Bison provides a Yacc compatibility mode in which it strives to conform with the POSIX standard. Grammar files which are written to the POSIX standard, and do not take advantage of any of the special capabilities of Bison, should work with many versions of Bison without modification.
All other features of Bison are particular to Bison, and are changing. Bison is actively maintained and continuously evolving. It should come as no surprise that an older version of Bison will not accept Bison source code which uses newer features that do no not exist at all in the older Bison. Regrettably, in spite of reasonable effort to maintain compatibility, the reverse situation may also occur: it may happen that code developed using an older version of Bison does not build with a newer version of Bison without modifications.
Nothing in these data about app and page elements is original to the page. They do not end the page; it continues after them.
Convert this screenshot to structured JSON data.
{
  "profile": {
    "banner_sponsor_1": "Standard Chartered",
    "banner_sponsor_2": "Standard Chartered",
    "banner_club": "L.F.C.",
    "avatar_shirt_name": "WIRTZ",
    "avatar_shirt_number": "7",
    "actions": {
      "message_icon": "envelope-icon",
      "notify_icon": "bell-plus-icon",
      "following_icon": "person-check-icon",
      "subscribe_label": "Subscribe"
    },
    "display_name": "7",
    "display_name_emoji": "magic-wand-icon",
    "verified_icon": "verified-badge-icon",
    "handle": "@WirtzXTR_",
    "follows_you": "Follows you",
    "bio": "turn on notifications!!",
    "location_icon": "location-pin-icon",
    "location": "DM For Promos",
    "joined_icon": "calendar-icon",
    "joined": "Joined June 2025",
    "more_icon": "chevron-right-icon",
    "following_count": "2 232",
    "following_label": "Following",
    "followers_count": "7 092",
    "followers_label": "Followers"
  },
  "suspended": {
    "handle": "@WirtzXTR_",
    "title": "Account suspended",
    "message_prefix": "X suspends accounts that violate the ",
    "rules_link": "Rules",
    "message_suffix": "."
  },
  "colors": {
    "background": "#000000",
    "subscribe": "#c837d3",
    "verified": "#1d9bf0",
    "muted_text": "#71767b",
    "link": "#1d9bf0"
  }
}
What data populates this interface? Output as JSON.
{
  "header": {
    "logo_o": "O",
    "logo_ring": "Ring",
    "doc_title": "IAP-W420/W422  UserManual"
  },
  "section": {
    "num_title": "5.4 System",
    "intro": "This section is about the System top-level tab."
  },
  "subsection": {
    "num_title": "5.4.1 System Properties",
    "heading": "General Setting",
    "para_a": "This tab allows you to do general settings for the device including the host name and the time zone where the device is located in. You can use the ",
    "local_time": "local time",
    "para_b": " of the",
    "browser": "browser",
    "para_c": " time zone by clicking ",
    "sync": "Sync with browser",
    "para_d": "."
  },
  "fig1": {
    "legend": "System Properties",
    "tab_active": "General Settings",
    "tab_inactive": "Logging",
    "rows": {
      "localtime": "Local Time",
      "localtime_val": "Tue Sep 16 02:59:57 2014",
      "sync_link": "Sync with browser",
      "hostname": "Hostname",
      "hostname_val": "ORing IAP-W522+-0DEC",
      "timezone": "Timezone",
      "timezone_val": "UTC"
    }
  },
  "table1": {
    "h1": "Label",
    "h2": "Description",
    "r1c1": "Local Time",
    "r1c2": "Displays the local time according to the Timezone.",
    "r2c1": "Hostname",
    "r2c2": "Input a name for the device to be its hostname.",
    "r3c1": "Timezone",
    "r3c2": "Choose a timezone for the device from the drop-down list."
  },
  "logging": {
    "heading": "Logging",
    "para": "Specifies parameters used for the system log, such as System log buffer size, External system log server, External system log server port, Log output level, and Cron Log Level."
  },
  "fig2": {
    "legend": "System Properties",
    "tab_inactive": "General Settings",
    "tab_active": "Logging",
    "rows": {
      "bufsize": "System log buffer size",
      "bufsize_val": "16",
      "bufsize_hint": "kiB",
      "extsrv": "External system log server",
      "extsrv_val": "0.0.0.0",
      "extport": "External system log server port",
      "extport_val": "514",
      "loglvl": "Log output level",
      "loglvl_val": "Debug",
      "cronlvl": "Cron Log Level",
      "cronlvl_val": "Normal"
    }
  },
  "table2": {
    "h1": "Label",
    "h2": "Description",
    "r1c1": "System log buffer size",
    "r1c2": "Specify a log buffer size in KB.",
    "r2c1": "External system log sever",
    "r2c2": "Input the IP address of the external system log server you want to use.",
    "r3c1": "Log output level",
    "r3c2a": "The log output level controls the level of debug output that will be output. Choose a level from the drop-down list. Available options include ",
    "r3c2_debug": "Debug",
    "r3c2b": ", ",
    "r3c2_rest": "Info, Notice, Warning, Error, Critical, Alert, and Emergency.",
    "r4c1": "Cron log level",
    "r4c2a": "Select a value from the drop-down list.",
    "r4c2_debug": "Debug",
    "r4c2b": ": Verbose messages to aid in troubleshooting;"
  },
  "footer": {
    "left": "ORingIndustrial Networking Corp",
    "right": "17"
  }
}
Because Bison is a code generation tool, it is possible to retain its output and distribute that to the users of the program. The users are then not required to have Bison installed at all, only an implementation of the programming language, such as C, which is required for processing the generated output.
It is the output of Bison that is intended to be of the utmost portability. So, that is to say, whereas the Bison grammar source code may have a dependency on specific versions of Bison, the generated parser from any version of Bison should work with with a large number of implementations of C, or whatever language is applicable.
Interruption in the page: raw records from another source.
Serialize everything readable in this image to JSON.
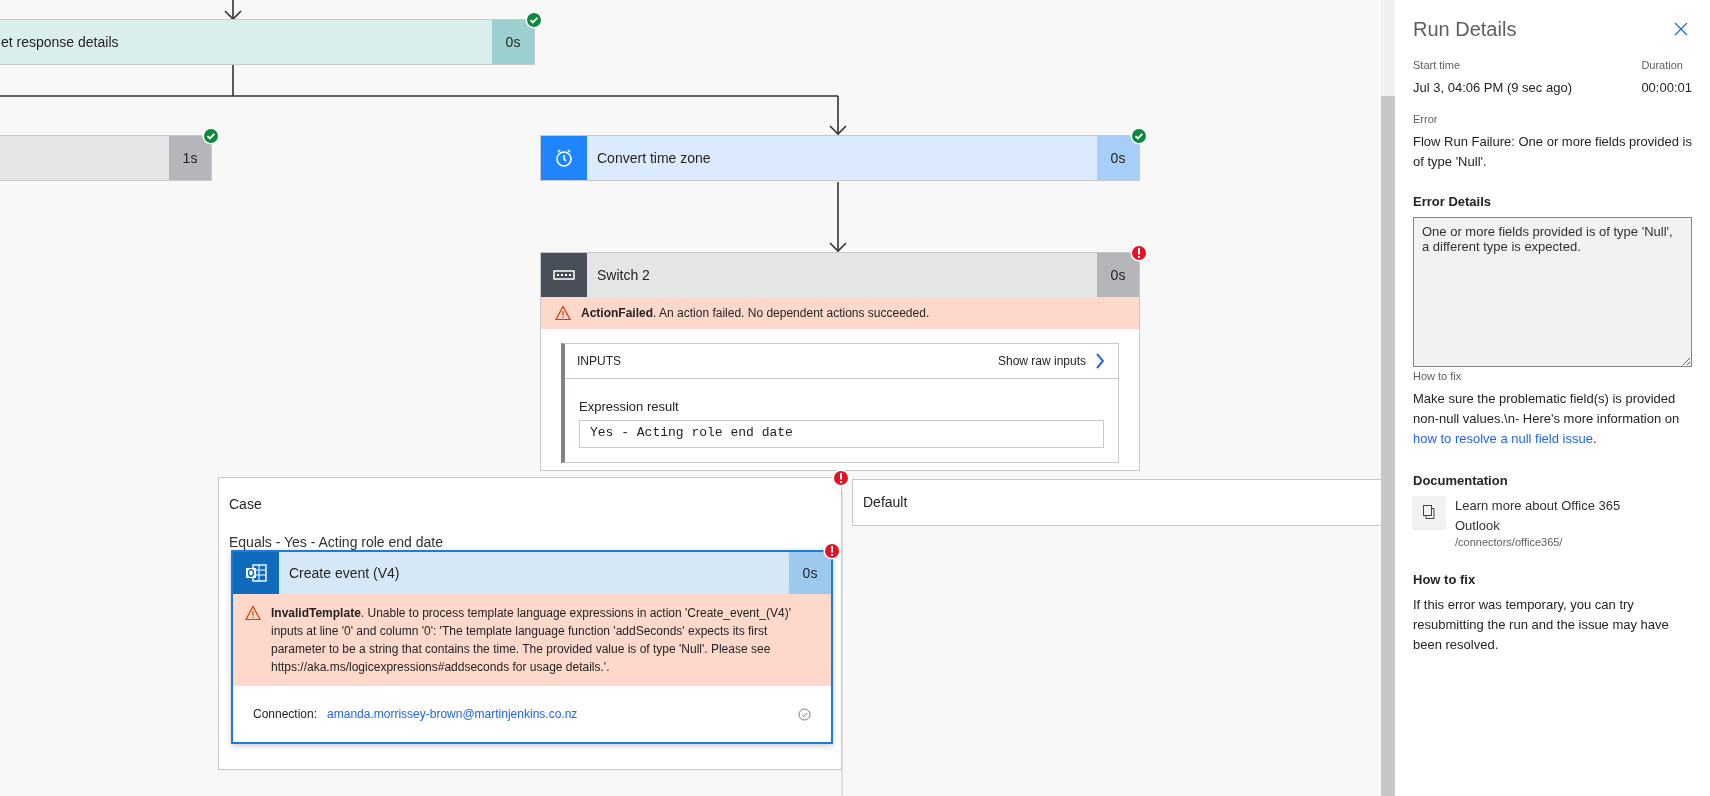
{
  "canvas": {
    "nodes": [
      {
        "kind": "variable",
        "title": "et response details",
        "duration": "0s",
        "succeeded": true
      },
      {
        "kind": "control",
        "duration": "1s",
        "succeeded": true
      },
      {
        "kind": "datetime",
        "title": "Convert time zone",
        "duration": "0s",
        "succeeded": true
      },
      {
        "kind": "switch",
        "title": "Switch 2",
        "duration": "0s",
        "succeeded": false,
        "error": "**ActionFailed**. An action failed. No dependent actions succeeded.",
        "inputs": {
          "heading": "INPUTS",
          "raw_link": "Show raw inputs",
          "field_label": "Expression result",
          "field_value": "Yes - Acting role end date"
        }
      }
    ],
    "branches": [
      {
        "title": "Case",
        "succeeded": false,
        "condition": "Equals - Yes - Acting role end date",
        "action": {
          "kind": "outlook",
          "title": "Create event (V4)",
          "duration": "0s",
          "succeeded": false,
          "error": "**InvalidTemplate**. Unable to process template language expressions in action 'Create_event_(V4)' inputs at line '0' and column '0': 'The template language function 'addSeconds' expects its first parameter to be a string that contains the time. The provided value is of type 'Null'. Please see https://aka.ms/logicexpressions#addseconds for usage details.'.",
          "connection": {
            "label": "Connection:",
            "account": "amanda.morrissey-brown@martinjenkins.co.nz",
            "verified": true
          }
        }
      },
      {
        "title": "Default"
      }
    ]
  },
  "run_details": {
    "title": "Run Details",
    "start_time": {
      "label": "Start time",
      "value": "Jul 3, 04:06 PM (9 sec ago)"
    },
    "duration": {
      "label": "Duration",
      "value": "00:00:01"
    },
    "error": {
      "label": "Error",
      "text": "Flow Run Failure: One or more fields provided is of type 'Null'."
    },
    "error_details": {
      "heading": "Error Details",
      "value": "One or more fields provided is of type 'Null', a different type is expected."
    },
    "how_to_fix": {
      "label": "How to fix",
      "text_before": "Make sure the problematic field(s) is provided non-null values.\\n- Here's more information on ",
      "link": "how to resolve a null field issue",
      "text_after": "."
    },
    "documentation": {
      "heading": "Documentation",
      "title": "Learn more about Office 365 Outlook",
      "path": "/connectors/office365/"
    },
    "how_to_fix_section": {
      "heading": "How to fix",
      "text": "If this error was temporary, you can try resubmitting the run and the issue may have been resolved."
    }
  }
}
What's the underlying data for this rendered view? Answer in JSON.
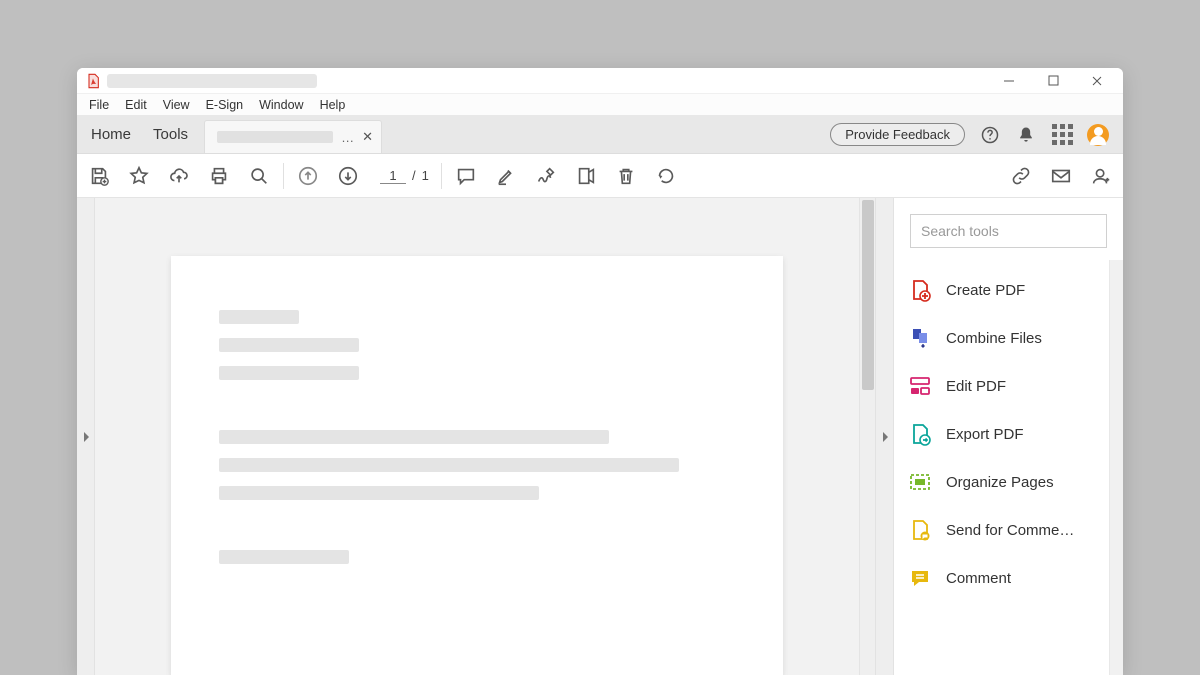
{
  "menubar": [
    "File",
    "Edit",
    "View",
    "E-Sign",
    "Window",
    "Help"
  ],
  "tabs": {
    "home": "Home",
    "tools": "Tools",
    "doc_ellipsis": "…"
  },
  "header": {
    "feedback": "Provide Feedback"
  },
  "page": {
    "current": "1",
    "sep": "/",
    "total": "1"
  },
  "search": {
    "placeholder": "Search tools"
  },
  "tools": [
    {
      "label": "Create PDF"
    },
    {
      "label": "Combine Files"
    },
    {
      "label": "Edit PDF"
    },
    {
      "label": "Export PDF"
    },
    {
      "label": "Organize Pages"
    },
    {
      "label": "Send for Comme…"
    },
    {
      "label": "Comment"
    }
  ]
}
The recommended best practice for using Bison (in the context of software that is distributed in source code form) is to ship the generated parser to the downstream users. Only those downstream users who engage in active development of the program who need to make changes to the grammar file need to have Bison installed at all, and those users can install the specific version of Bison which is required.
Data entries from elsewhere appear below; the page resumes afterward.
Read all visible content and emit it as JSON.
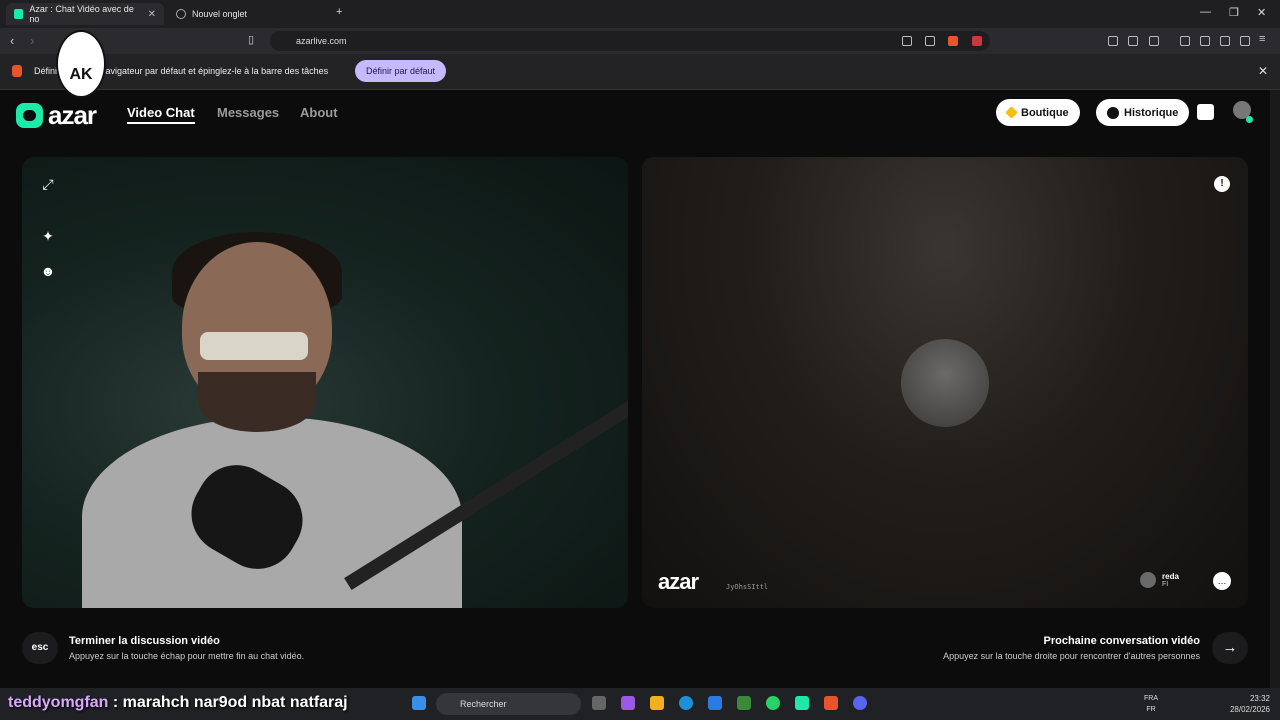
{
  "browser": {
    "tabs": [
      {
        "label": "Azar : Chat Vidéo avec de no",
        "active": true
      },
      {
        "label": "Nouvel onglet",
        "active": false
      }
    ],
    "new_tab": "+",
    "url": "azarlive.com",
    "infobar": {
      "text": "Défini… comme navigateur par défaut et épinglez-le à la barre des tâches",
      "button": "Définir par défaut",
      "close": "✕"
    }
  },
  "azar": {
    "logo": "azar",
    "nav": [
      "Video Chat",
      "Messages",
      "About"
    ],
    "shop_button": "Boutique",
    "history_button": "Historique",
    "accent_color": "#1de9a8"
  },
  "remote": {
    "watermark": "azar",
    "session_id": "JyOhsSIttl",
    "peer_name": "reda",
    "peer_country": "FI"
  },
  "controls": {
    "esc_key": "esc",
    "end_title": "Terminer la discussion vidéo",
    "end_sub": "Appuyez sur la touche échap pour mettre fin au chat vidéo.",
    "next_title": "Prochaine conversation vidéo",
    "next_sub": "Appuyez sur la touche droite pour rencontrer d'autres personnes",
    "next_arrow": "→"
  },
  "overlay": {
    "user": "teddyomgfan",
    "message": ": marahch nar9od nbat natfaraj"
  },
  "stream_logo_text": "AK",
  "taskbar": {
    "search": "Rechercher",
    "lang_top": "FRA",
    "lang_bottom": "FR",
    "time": "23:32",
    "date": "28/02/2026"
  }
}
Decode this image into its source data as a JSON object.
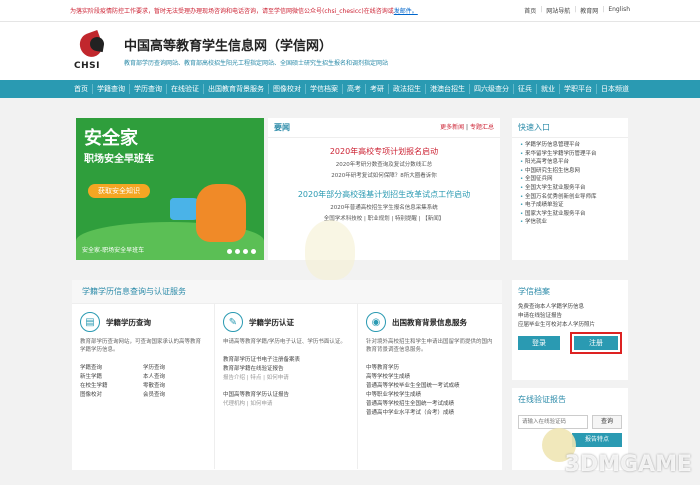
{
  "topbar": {
    "notice": "为落实阶段疫情防控工作要求，暂时无法受理办理现场咨询和电话咨询，请至学信网微信公众号(chsi_chesicc)在线咨询或",
    "notice_link": "发邮件。",
    "links": [
      "首页",
      "网站导航",
      "教育网",
      "English"
    ]
  },
  "header": {
    "logo_text": "CHSI",
    "title": "中国高等教育学生信息网（学信网）",
    "subtitle": "教育部学历查询网站、教育部高校招生阳光工程指定网站、全国硕士研究生招生报名和调剂指定网站"
  },
  "nav": [
    "首页",
    "学籍查询",
    "学历查询",
    "在线验证",
    "出国教育背景服务",
    "图像校对",
    "学信档案",
    "高考",
    "考研",
    "政法招生",
    "港澳台招生",
    "四六级查分",
    "征兵",
    "就业",
    "学职平台",
    "日本频道"
  ],
  "banner": {
    "title": "安全家",
    "subtitle": "职场安全早班车",
    "button": "获取安全知识",
    "caption": "安全家-职场安全早班车"
  },
  "news": {
    "heading": "要闻",
    "more": "更多新闻",
    "topics": "专题汇总",
    "headline1": "2020年高校专项计划报名启动",
    "items1": [
      "2020年考研分数查询及复试分数线汇总",
      "2020年研考复试如何保障？8所大圈看诉你"
    ],
    "headline2": "2020年部分高校强基计划招生改革试点工作启动",
    "items2": [
      "2020年普通高校招生学生报名信息采集系统",
      "全国学术科技校   |   职业规划   |   特别提醒   |   【新闻】"
    ]
  },
  "quick": {
    "heading": "快速入口",
    "items": [
      "学籍学历信息管理平台",
      "来华留学生学籍学历管理平台",
      "阳光高考信息平台",
      "中国研究生招生信息网",
      "全国征兵网",
      "全国大学生就业服务平台",
      "全国万名优秀创新创业导师库",
      "电子成绩单验证",
      "国家大学生就业服务平台",
      "学信就业"
    ]
  },
  "main": {
    "heading": "学籍学历信息查询与认证服务",
    "col1": {
      "title": "学籍学历查询",
      "desc": "教育部学历查询网站，可查询国家承认的高等教育学籍学历信息。",
      "links": [
        "学籍查询",
        "学历查询",
        "新生学籍",
        "本人查询",
        "在校生学籍",
        "零散查询",
        "图像校对",
        "会员查询"
      ]
    },
    "col2": {
      "title": "学籍学历认证",
      "desc": "申请高等教育学籍/学历电子认证、学历书面认证。",
      "link1": "教育部学历证书电子注册备案表",
      "link2": "教育部学籍在线验证报告",
      "sub1": "报告介绍  |  特点  |  如何申请",
      "link3": "中国高等教育学历认证报告",
      "sub2": "代理机构  |  如何申请"
    },
    "col3": {
      "title": "出国教育背景信息服务",
      "desc": "针对境外高校招生和学生申请出国留学而提供的国内教育背景调查信息服务。",
      "links": [
        "中等教育学历",
        "高等学校学生成绩",
        "普通高等学校毕业生全国统一考试成绩",
        "中等职业学校学生成绩",
        "普通高等学校招生全国统一考试成绩",
        "普通高中学业水平考试（合考）成绩"
      ]
    }
  },
  "archive": {
    "heading": "学信档案",
    "lines": [
      "免费查询本人学籍学历信息",
      "申请在线验证报告",
      "应届毕业生可校对本人学历照片"
    ],
    "login": "登录",
    "register": "注册"
  },
  "verify": {
    "heading": "在线验证报告",
    "placeholder": "请输入在线验证码",
    "query": "查询",
    "feature": "报告特点"
  },
  "watermark": "3DMGAME"
}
Following this recommended practice also makes it possible to use a more recent Bison than what is available to users through operating system distributions, thereby taking advantage of the latest techniques that Bison allows.
Some features of Bison have been, or are being adopted into other Yacc-like programs. Therefore it might seem that is a good idea to write grammar code which targets multiple implementations, similarly to the way C programs are often written to target multiple compilers and language versions. Other than the Yacc subset described by POSIX, the Bison language is not rigorously standardized. When a Bison feature is adopted by another parser generator, it may be initially compatible with that version of Bison on which it was based, but the compatibility may degrade going forward. Developers who strive to make their Bison code simultaneously compatible with other parser generators are encouraged to nevertheless use specific versions of all generators, and still follow the recommended practice of shipping generated output. For example, a project can internally maintain compatibility with multiple generators, and choose the output of a particular one to ship to the users. Or else, the project could ship all of the outputs, arranging for a way for the user to specify which one is used to build the program.